------ Listed records ------

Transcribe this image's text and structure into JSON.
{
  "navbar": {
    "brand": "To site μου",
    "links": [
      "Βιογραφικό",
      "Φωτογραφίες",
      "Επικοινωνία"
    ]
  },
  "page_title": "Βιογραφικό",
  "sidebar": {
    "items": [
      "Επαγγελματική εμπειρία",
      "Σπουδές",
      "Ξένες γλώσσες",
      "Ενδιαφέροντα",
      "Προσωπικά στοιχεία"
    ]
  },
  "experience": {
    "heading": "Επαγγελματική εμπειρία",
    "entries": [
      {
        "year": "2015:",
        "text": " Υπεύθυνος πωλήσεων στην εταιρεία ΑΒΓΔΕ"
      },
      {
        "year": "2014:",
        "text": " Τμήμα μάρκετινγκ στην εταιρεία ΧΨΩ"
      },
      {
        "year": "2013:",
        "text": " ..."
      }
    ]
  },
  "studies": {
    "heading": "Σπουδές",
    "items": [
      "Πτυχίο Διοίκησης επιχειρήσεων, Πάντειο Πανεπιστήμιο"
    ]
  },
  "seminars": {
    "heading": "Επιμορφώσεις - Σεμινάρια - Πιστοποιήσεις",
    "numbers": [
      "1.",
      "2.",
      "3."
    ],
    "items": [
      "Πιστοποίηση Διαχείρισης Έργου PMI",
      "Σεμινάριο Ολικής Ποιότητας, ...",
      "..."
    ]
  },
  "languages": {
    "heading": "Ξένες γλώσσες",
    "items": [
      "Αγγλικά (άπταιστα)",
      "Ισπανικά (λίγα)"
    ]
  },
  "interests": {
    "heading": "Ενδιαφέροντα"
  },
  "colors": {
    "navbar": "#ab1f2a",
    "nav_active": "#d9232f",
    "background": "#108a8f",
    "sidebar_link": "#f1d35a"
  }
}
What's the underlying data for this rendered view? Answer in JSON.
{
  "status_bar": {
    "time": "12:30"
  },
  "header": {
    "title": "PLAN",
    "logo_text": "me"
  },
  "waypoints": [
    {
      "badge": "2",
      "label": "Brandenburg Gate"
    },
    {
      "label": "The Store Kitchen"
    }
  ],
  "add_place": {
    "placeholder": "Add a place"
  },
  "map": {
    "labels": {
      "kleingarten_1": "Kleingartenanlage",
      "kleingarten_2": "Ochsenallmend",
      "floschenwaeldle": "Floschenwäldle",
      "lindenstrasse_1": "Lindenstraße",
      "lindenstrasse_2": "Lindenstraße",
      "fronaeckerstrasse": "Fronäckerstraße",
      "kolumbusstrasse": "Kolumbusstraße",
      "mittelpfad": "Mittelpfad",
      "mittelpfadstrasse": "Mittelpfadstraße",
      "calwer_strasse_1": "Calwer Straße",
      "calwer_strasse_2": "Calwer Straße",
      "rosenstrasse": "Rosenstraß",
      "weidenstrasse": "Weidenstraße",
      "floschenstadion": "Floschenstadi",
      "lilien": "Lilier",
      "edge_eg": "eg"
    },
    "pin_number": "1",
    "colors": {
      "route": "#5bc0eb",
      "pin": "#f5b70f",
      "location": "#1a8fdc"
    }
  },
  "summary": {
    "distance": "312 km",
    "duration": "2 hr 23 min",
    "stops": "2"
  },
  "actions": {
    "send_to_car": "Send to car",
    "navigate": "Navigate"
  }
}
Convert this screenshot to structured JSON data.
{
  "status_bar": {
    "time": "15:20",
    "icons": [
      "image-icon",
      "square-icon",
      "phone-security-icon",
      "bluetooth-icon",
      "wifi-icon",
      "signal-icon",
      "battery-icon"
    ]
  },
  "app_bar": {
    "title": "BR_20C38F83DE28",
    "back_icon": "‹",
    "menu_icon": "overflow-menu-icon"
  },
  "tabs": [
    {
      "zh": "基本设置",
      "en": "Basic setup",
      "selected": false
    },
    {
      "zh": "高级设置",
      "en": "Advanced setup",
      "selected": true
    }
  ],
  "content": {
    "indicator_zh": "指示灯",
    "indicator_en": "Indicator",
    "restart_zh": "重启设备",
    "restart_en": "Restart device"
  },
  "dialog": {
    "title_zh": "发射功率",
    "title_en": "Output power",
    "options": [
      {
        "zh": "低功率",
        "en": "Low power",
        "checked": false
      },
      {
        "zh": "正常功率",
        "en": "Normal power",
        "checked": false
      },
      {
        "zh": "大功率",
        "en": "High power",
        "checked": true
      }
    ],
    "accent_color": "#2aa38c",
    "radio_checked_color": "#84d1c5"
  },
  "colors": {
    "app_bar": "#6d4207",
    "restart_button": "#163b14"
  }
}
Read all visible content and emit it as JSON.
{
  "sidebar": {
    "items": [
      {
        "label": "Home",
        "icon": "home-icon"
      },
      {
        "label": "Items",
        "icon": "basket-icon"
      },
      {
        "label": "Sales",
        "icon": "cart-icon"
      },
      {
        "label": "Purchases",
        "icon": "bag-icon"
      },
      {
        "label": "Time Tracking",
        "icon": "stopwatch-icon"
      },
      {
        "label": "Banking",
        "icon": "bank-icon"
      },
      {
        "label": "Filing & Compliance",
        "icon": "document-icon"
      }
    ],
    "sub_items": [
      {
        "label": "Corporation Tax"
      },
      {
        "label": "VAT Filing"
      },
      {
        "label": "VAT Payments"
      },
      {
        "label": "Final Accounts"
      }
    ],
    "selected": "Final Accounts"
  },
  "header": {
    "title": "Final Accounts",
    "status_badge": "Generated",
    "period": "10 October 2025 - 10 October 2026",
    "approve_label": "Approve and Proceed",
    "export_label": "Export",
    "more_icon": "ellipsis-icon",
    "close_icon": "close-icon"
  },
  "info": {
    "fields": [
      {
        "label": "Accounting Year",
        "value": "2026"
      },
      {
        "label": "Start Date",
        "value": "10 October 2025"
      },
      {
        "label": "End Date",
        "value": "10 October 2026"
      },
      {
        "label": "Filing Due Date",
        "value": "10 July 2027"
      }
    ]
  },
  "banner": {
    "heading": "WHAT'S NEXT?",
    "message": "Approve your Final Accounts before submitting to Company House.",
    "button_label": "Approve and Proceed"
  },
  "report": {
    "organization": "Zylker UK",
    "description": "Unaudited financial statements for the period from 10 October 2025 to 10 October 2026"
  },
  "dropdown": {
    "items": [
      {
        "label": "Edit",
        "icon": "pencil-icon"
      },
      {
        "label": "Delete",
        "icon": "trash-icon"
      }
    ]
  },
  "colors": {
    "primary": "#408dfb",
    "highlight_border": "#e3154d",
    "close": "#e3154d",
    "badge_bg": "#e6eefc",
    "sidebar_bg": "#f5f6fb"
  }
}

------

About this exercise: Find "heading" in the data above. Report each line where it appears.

Written response:
    "heading": "Επαγγελματική εμπειρία",
    "heading": "Σπουδές",
    "heading": "Επιμορφώσεις - Σεμινάρια - Πιστοποιήσεις",
    "heading": "Ξένες γλώσσες",
    "heading": "Ενδιαφέροντα"
    "heading": "WHAT'S NEXT?",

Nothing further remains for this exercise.